Sunday 9 March 2014

March 8

International Women's Day: A Look Back

Today, March 8, people throughout Russia and many former Soviet countries are celebrating the women in their lives. At first glance, International Women’s Day appears to be a socialist holiday, but its history goes farther back – and its modern form has nothing to do with socialism!

Like any self-respecting holiday, International Women’s Day – known in Russia simply and matter-of-factly as “March 8” – has its own founding myth that likely has little to do with its real origins. On March 8, 1857, female textile workers in New York allegedly went on strike, demanding shorter hours, decent working conditions, and equal pay with men. Perhaps they were inspired by the Romans: on March 8 both free and slave women in ancient Rome supposedly got the day off [ru] and paid their dues to Vesta, goddess of the hearth.

But back to the modern era. Whether or not the strike happened, the holiday’s realorigin story begins at the 2nd Congress of the Second International (1910), where Clara Zetkin proposed a day for women to march, protest, and call society’s attention to their issues. She was most likely inspired by a similar holiday already announced by the Socialist Party of America, starting in 1909 and observed on the last Sunday in February. The international version of the holiday shifted around in early spring before happening to fall on March 8 in 1914.

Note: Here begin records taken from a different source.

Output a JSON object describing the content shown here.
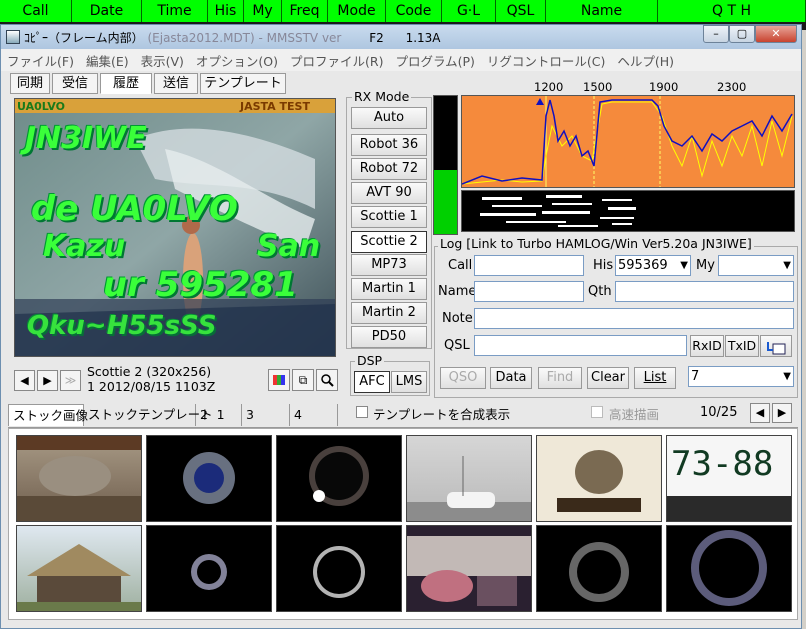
{
  "header": {
    "columns": [
      "Call",
      "Date",
      "Time",
      "His",
      "My",
      "Freq",
      "Mode",
      "Code",
      "G·L",
      "QSL",
      "Name",
      "Q T H"
    ]
  },
  "window": {
    "title": "ｺﾋﾟｰ（フレーム内部）",
    "hidden_title": "Ejasta2012.MDT) - MMSSTV ver",
    "f2_label": "F2",
    "version": "1.13A",
    "minimize": "–",
    "maximize": "▢",
    "close": "✕"
  },
  "menu": [
    "ファイル(F)",
    "編集(E)",
    "表示(V)",
    "オプション(O)",
    "プロファイル(R)",
    "プログラム(P)",
    "リグコントロール(C)",
    "ヘルプ(H)"
  ],
  "top_tabs": [
    "同期",
    "受信",
    "履歴",
    "送信",
    "テンプレート"
  ],
  "active_top_tab": "履歴",
  "image": {
    "corner_left": "UA0LVO",
    "corner_right": "JASTA TEST",
    "line1": "JN3IWE",
    "line2": "de UA0LVO",
    "line3a": "Kazu",
    "line3b": "San",
    "line4": "ur 595281",
    "line5": "Qku~H55sSS"
  },
  "nav": {
    "prev": "◀",
    "next": "▶",
    "last": "≫",
    "mode_info": "Scottie 2 (320x256)",
    "date_info": "1  2012/08/15 1103Z"
  },
  "rx_mode": {
    "label": "RX Mode",
    "buttons": [
      "Auto",
      "Robot 36",
      "Robot 72",
      "AVT 90",
      "Scottie 1",
      "Scottie 2",
      "MP73",
      "Martin 1",
      "Martin 2",
      "PD50"
    ],
    "selected": "Scottie 2"
  },
  "dsp": {
    "label": "DSP",
    "afc": "AFC",
    "lms": "LMS"
  },
  "spectrum": {
    "scale": [
      "1200",
      "1500",
      "1900",
      "2300"
    ],
    "bg_color": "#f58a3c",
    "trace_color": "#1010c0",
    "trace2_color": "#ffff00"
  },
  "log": {
    "label": "Log [Link to Turbo HAMLOG/Win Ver5.20a JN3IWE]",
    "call_label": "Call",
    "call_value": "",
    "his_label": "His",
    "his_value": "595369",
    "my_label": "My",
    "my_value": "",
    "name_label": "Name",
    "name_value": "",
    "qth_label": "Qth",
    "qth_value": "",
    "note_label": "Note",
    "note_value": "",
    "qsl_label": "QSL",
    "qsl_value": "",
    "rxid": "RxID",
    "txid": "TxID",
    "buttons": [
      "QSO",
      "Data",
      "Find",
      "Clear",
      "List"
    ],
    "list_value": "7"
  },
  "bottom_tabs": [
    "ストック画像",
    "ストックテンプレート 1",
    "2",
    "3",
    "4"
  ],
  "template_check": "テンプレートを合成表示",
  "hispeed_check": "高速描画",
  "page_counter": "10/25"
}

Monday 3 March 2014

Who and why hates Olympic Games, RZD and Vladimir Yakunin (4)

The life of Nemtsov can be considered as unenviable. You can judge yourself. He is a former «golden boy», former governor of Nizhny Novgorod, former minister, former deputy prime-minister, and it seems to be that he is a former politician now. Former, former, former...

Nemtsov’s career path is tortuous and contradictory and is divided into two periods: before being deputy prime-minister in 1998 and after... The period before 1998 is remarkable for the steepness and swiftness of his raising which didn’t take much pain. The period after that was a sweeping collapse, though Nemtsov tried to show resistance.

The decline of Nemtsov’s career has one weighty reason: everyone is bored to death with him. As if he is an infant terrible who started playing pranks, the beloved son of the head of the family. Everybody understands that the «power» of the infant is based only on the fact that the old lion is napping nearby. They understand but can do nothing till they have an opportunity. But when they have it!...

I’ve already told you what his former patrons and bosses had said about him. I can repeat it one more time: «Nemtsov is an inexperienced and not very competent politician». According to Berezovsky: «Nemtsov is a figure in a stage of the prolonged maturation who has not determined his social orientation yet». As is well known, one of Berezovsky’s strong points was his ability of making people out... By the way, Chernomyrdin had personal complaints against Nemtsov, as after Eltsin had appointed Nemtsov the Deputy Prime-Minister «he behaved boldly and didn’t stick to the rules during the meetings of the government...»